$35 million was committed to Just Transition programs in 2018. The Task Force estimates that  “direct and indirect costs of the phase-out will stretch well into the hundreds of millions of dollars and the timeframe will go beyond 2030.”  It calls for  “additional and more substantial investments in Budget 2019 and budgets thereafter.”   Canada’s next budget will be delivered on March 19 – providing a gauge of the government’s intentions re Just Transition for coal workers and their communities.

The Canadian Labour Congress announcement concerning the Task Force Report release is  titled “Just Transition Task Force report has potential to put people at the heart of climate policy”, and pictures the members of the Task Force. In addition to Hassan Yussuff, President of the CLC and Co-Chair of the Task Force, union members included Gil McGowan (Alberta Federation of Labour), Mark Rowlinson (United Steelworkers), Scott Doherty (Unifor) , Tara Peel (Canadian Labour Congress), and Mark Wayland (IBEW).

Just Transition taskforce

U.K. Offshore wind energy investment promises jobs, but the example of Scottish workers leads unions to protest

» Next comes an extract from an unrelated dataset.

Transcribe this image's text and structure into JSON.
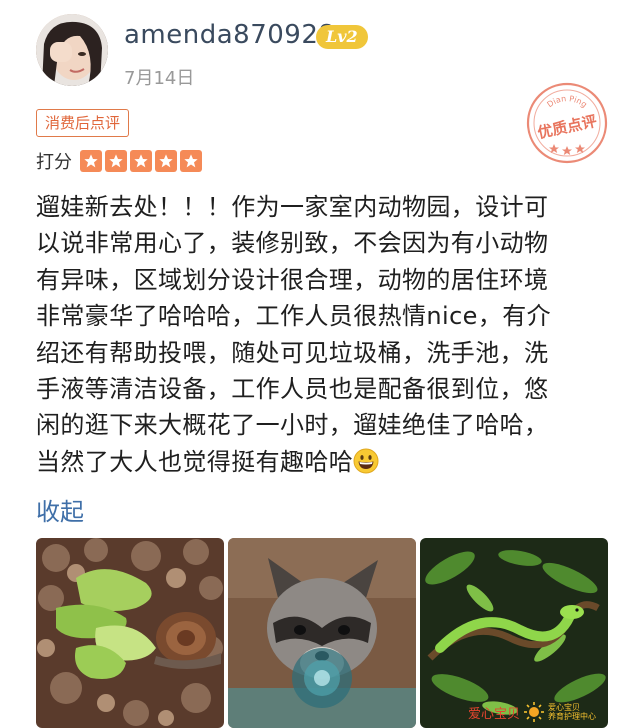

offshore wind Beothuk Installation Newfoundland.jpgOn March 7,  the government of the United Kingdom announced a new Offshore Wind Sector Deal  which aspires to provide 30% of the U.K.’s electricity by 2030 and, according to the article in The Guardian, also promises that  jobs in offshore wind will triple to 27,000 by 2030.  The detailed  government press release  further states that the deal will increase the number of women in the industry, continue efforts by educational institutions to develop a sector-wide curriculum to facilitate skills transfer, prompt new targets for apprenticeships, and create an “Offshore Energy Passport”, recognised outside of the UK, so that workers will be able “to work seamlessly across different offshore sectors.” Unite the union reacted with this statement , which included a warning that the Energy Passport “should not  be used to attack workers’ terms and conditions of employment, nor compromise health and safety regulations.”

In the same statement, Unite also called for a ‘level playing field’ for Scotland so that it can secure large-scale manufacturing contracts for its own offshore renewables sector. The  concern follows the award of  £2.8 billion in contracts for turbine manufacture to companies in Spain, Belgium and the United Arab Emirates, rather than to the BiFab yards in Fife, Scotland. As reported in “Union fury as £2.8 billion wind turbine contract goes overseas”  in the Greener Jobs Alliance newsletter (March/April), the GMB and Unite unions are calling on the Scotland’s Prime Minister and the Scottish Parliament to intervene, stating: “The Scottish Government and the public have a stake in BiFab and with it our renewables manufacturing future. We owe it to our communities to tackle the spaghetti bowl of vested interest groups that’s dominating our renewables sector and to fight for Scotland’s share’.